Applications are invited for Postdoctoral Scientists to join the laboratories of Dr Daniel Zilberman and Prof Martin Howard at the John Innes Centre (JIC).
The Zilberman laboratory studies the inheritance, function and evolution of DNA methylation, a key epigenetic mechanism that regulates plant and animal gene expression. The Howard laboratory specialises in mathematical modelling of biological systems. The successful candidates will work on a project supported by the European Research Council to achieve a quantitative understanding of how nucleosomes, linker histones, and other chromatin components influence the accurate inheritance of DNA methylation patterns, and will work to identify new factors that regulate DNA methylation maintenance using Arabidopsis thaliana as the primary model. We expect, however, that the ideas that will be developed will be highly relevant to transcriptional control across eukaryotes.
Aspects of this project will involve genetic, genomic, biochemical, bioinformatic and mathematical modelling approaches; candidates interested in using some or all of these techniques to explore DNA methylation-based epigenetics are encouraged to apply. The successful candidates will have a PhD in Biological or Physical/Mathematical Sciences at the time of appointment with a high quality publication record. For candidates on the modelling side, prior experience in mechanistic modelling of biological systems is desirable but not essential.

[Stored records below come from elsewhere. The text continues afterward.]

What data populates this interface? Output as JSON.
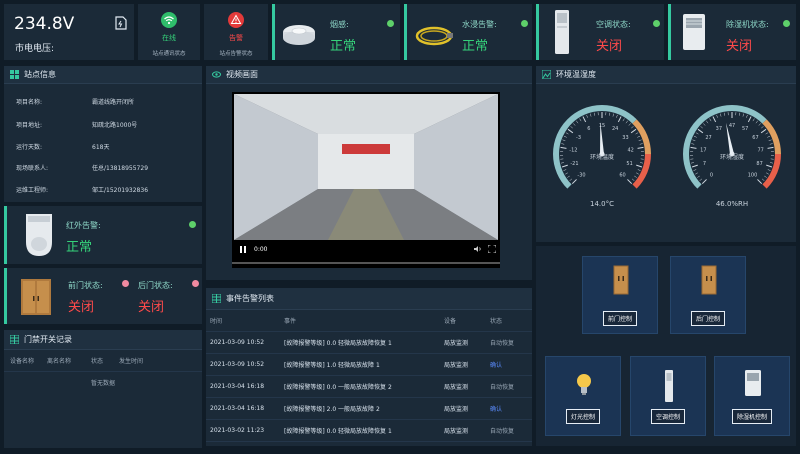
{
  "top": {
    "voltage": {
      "value": "234.8V",
      "label": "市电电压:"
    },
    "comm": {
      "status": "在线",
      "label": "站点通讯状态"
    },
    "alarm": {
      "status": "告警",
      "label": "站点告警状态"
    },
    "smoke": {
      "label": "烟感:",
      "value": "正常"
    },
    "water": {
      "label": "水浸告警:",
      "value": "正常"
    },
    "ac": {
      "label": "空调状态:",
      "value": "关闭"
    },
    "dehum": {
      "label": "除湿机状态:",
      "value": "关闭"
    }
  },
  "site": {
    "title": "站点信息",
    "rows": [
      {
        "k": "项目名称:",
        "v": "霸道线路开闭所"
      },
      {
        "k": "项目地址:",
        "v": "知疏北路1000号"
      },
      {
        "k": "运行天数:",
        "v": "618天"
      },
      {
        "k": "现场联系人:",
        "v": "任总/13818955729"
      },
      {
        "k": "运维工程师:",
        "v": "邹工/15201932836"
      }
    ]
  },
  "infrared": {
    "label": "红外告警:",
    "value": "正常"
  },
  "doors": {
    "front_label": "前门状态:",
    "front_value": "关闭",
    "back_label": "后门状态:",
    "back_value": "关闭"
  },
  "access_log": {
    "title": "门禁开关记录",
    "columns": [
      "设备名称",
      "离名名称",
      "状态",
      "发生时间"
    ],
    "empty": "暂无数据"
  },
  "video": {
    "title": "视频画面",
    "time": "0:00"
  },
  "events": {
    "title": "事件告警列表",
    "columns": [
      "时间",
      "事件",
      "设备",
      "状态"
    ],
    "rows": [
      {
        "time": "2021-03-09 10:52",
        "event": "[故障报警等级] 0.0 轻微局放故障恢复 1",
        "device": "局放监测",
        "status": "自动恢复",
        "kind": "auto"
      },
      {
        "time": "2021-03-09 10:52",
        "event": "[故障报警等级] 1.0 轻微局放故障 1",
        "device": "局放监测",
        "status": "确认",
        "kind": "confirm"
      },
      {
        "time": "2021-03-04 16:18",
        "event": "[故障报警等级] 0.0 一般局放故障恢复 2",
        "device": "局放监测",
        "status": "自动恢复",
        "kind": "auto"
      },
      {
        "time": "2021-03-04 16:18",
        "event": "[故障报警等级] 2.0 一般局放故障 2",
        "device": "局放监测",
        "status": "确认",
        "kind": "confirm"
      },
      {
        "time": "2021-03-02 11:23",
        "event": "[故障报警等级] 0.0 轻微局放故障恢复 1",
        "device": "局放监测",
        "status": "自动恢复",
        "kind": "auto"
      }
    ]
  },
  "env": {
    "title": "环境温湿度",
    "temp": {
      "label": "环境温度",
      "value_text": "14.0°C",
      "value": 14,
      "min": -30,
      "max": 60,
      "ticks": [
        "-30",
        "-21",
        "-12",
        "-3",
        "6",
        "15",
        "24",
        "33",
        "42",
        "51",
        "60"
      ]
    },
    "hum": {
      "label": "环境湿度",
      "value_text": "46.0%RH",
      "value": 46,
      "min": 0,
      "max": 100,
      "ticks": [
        "0",
        "7",
        "17",
        "27",
        "37",
        "47",
        "57",
        "67",
        "77",
        "87",
        "100"
      ]
    }
  },
  "controls": {
    "front_door": "前门控制",
    "back_door": "后门控制",
    "light": "灯光控制",
    "ac": "空调控制",
    "dehum": "除湿机控制"
  },
  "colors": {
    "ok": "#35d27a",
    "alarm": "#ff4a4a",
    "gauge_cold": "#8ec3c8",
    "gauge_hot": "#e8604a"
  }
}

JIC is an internationally-renowned plant and microbial biology research institute housing world-leading scientists and featuring state-of-the-art infrastructure. The Postdoctoral Scientists will benefit from training in the Zilberman and Howard laboratories, interactions with other JIC scientists, and career development programs available at JIC.
Salary on appointment for these positions will be within the range £30,750 to £37,750 per annum depending on qualifications and experience.
The positions in the Howard (1003227) and Zilberman (1003228) laboratories will be for an initial period of 36 months, with the possibility of extension.